Illinois Eminent Domain Abuse to be Curbed

Another win for libertarians as Illinois passed legislation to take effect January 1st which will effectively kill “bogus blight” and will make it more difficult for cities and other local governments to seize private property for private development. From My Web Times:

State Rep. Frank Mautino, D-Spring Valley, one of the bill’s co-sponsors, said he believed Illinois law was already stringent concerning eminent domain.

But he said the new law strengthens the balance between private property owners and the public good.

And State Sen. Gary Dahl, R-Peru, also praised the law.

“Before, municipalities could use eminent domain as a hammer against private property owners in negotiations,” said Dahl. “But now that hammer is a lot smaller.”

Steven Anderson, an attorney with the Washington, D.C.-based libertarian public interest law firm, the Institute for Justice, described the Illinois law as “a good start.”

He praised the law for prohibiting the seizure of farm land for economic development and for requiring cities to prove blight.

No doubt the land grabbers will still try and use other under-handed tactics to steal land out from their rightful owners, but at least we’re making headway in tying the hands of local government a little.
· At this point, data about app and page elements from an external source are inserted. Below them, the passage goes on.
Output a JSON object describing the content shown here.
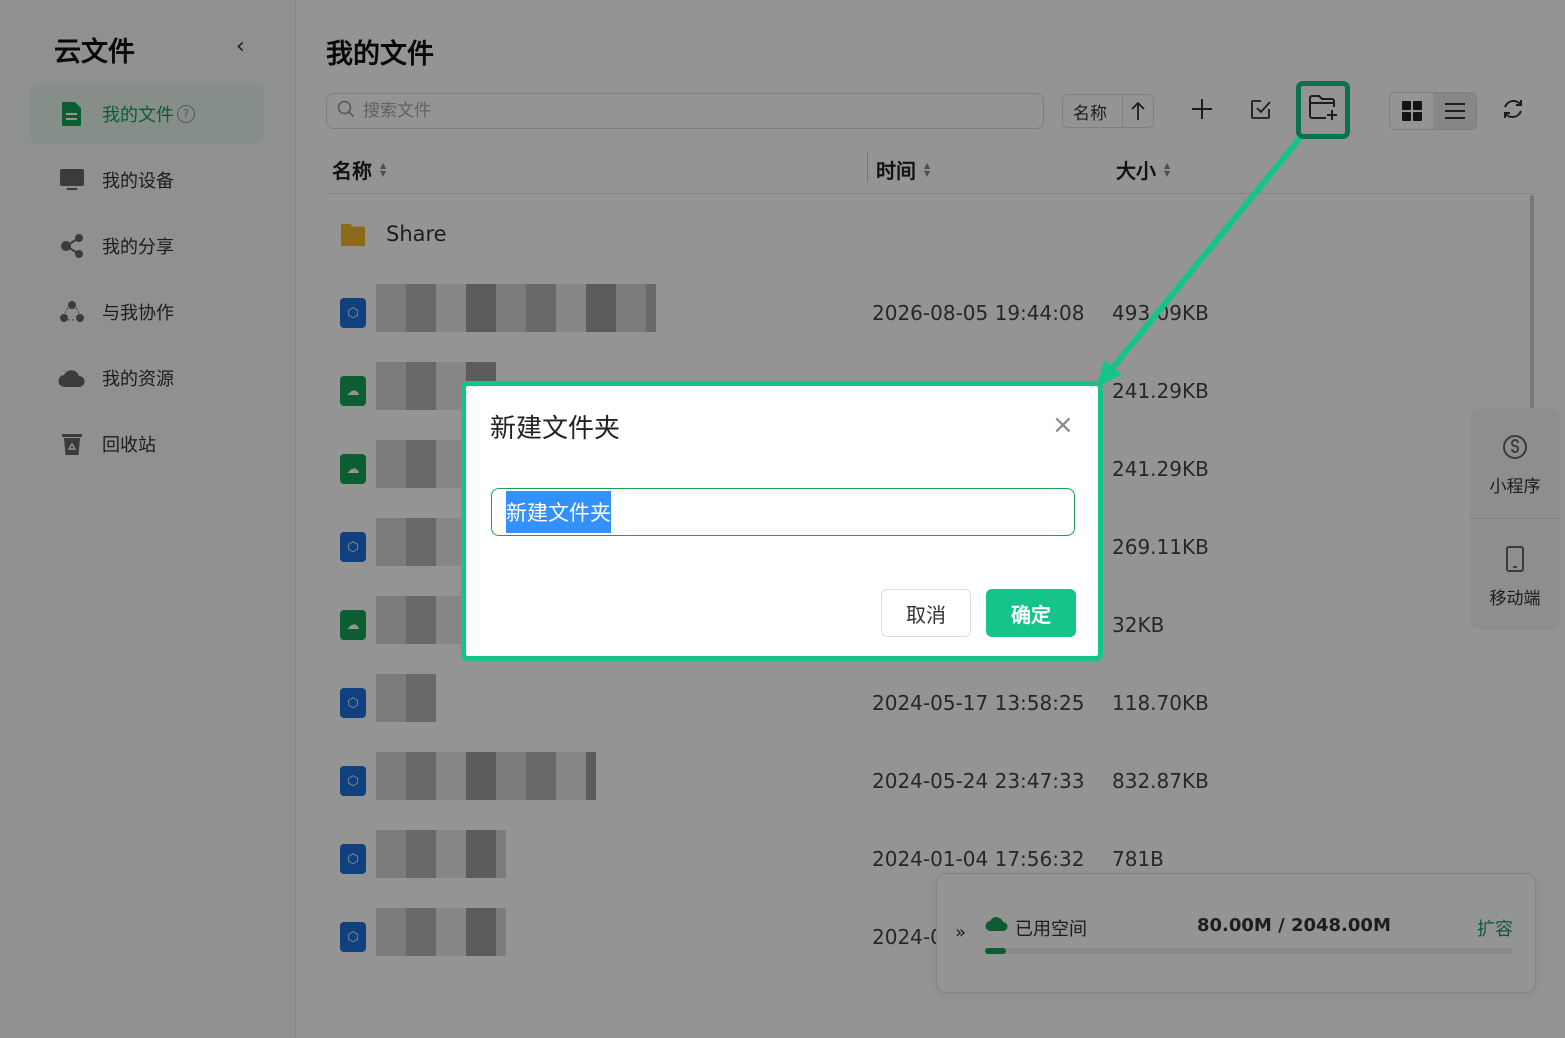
{
  "sidebar": {
    "title": "云文件",
    "items": [
      {
        "label": "我的文件",
        "active": true
      },
      {
        "label": "我的设备"
      },
      {
        "label": "我的分享"
      },
      {
        "label": "与我协作"
      },
      {
        "label": "我的资源"
      },
      {
        "label": "回收站"
      }
    ]
  },
  "main": {
    "title": "我的文件",
    "search_placeholder": "搜索文件",
    "sort_label": "名称",
    "columns": {
      "name": "名称",
      "time": "时间",
      "size": "大小"
    },
    "rows": [
      {
        "name": "Share",
        "type": "folder",
        "time": "",
        "size": ""
      },
      {
        "name": "",
        "type": "doc-blue",
        "time": "2026-08-05 19:44:08",
        "size": "493.09KB"
      },
      {
        "name": "",
        "type": "doc-green",
        "time": "",
        "size": "241.29KB"
      },
      {
        "name": "",
        "type": "doc-green",
        "time": "",
        "size": "241.29KB"
      },
      {
        "name": "",
        "type": "doc-blue",
        "time": "",
        "size": "269.11KB"
      },
      {
        "name": "",
        "type": "doc-green",
        "time": "",
        "size": "32KB"
      },
      {
        "name": "",
        "type": "doc-blue",
        "time": "2024-05-17 13:58:25",
        "size": "118.70KB"
      },
      {
        "name": "",
        "type": "doc-blue",
        "time": "2024-05-24 23:47:33",
        "size": "832.87KB"
      },
      {
        "name": "",
        "type": "doc-blue",
        "time": "2024-01-04 17:56:32",
        "size": "781B"
      },
      {
        "name": "",
        "type": "doc-blue",
        "time": "2024-0",
        "size": ""
      }
    ]
  },
  "float_panel": {
    "mini_program": "小程序",
    "mobile": "移动端"
  },
  "storage": {
    "label": "已用空间",
    "value": "80.00M / 2048.00M",
    "expand": "扩容",
    "used_fraction": 0.039
  },
  "dialog": {
    "title": "新建文件夹",
    "input_value": "新建文件夹",
    "cancel": "取消",
    "confirm": "确定"
  },
  "colors": {
    "accent": "#14c48a",
    "brand_green": "#18a058",
    "selection": "#3390ff"
  }
}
2 Comments
  1. Hopefully this will apply to the “home rule” city of Chicago too. I guess Richard M. Daley would just demolish the building anyway if it was illegal. This is something his administration has done. People have found their buildings demolished by the city with no notice. He did this as part of his beautification projects leading up to the 1996 Democratic National Convention. Some have come home to find their house under demolition.

  2. It’s a small step and didn’t go nearly far enough. It just shifts some eminent domain power from local government to the state government. That way, the General Assembly members will get more of the donations from developers. We needed a law that at least completely forbids everyone from taking private property to give to business. I think Alabama’s law was a lot better.

%d bloggers like this: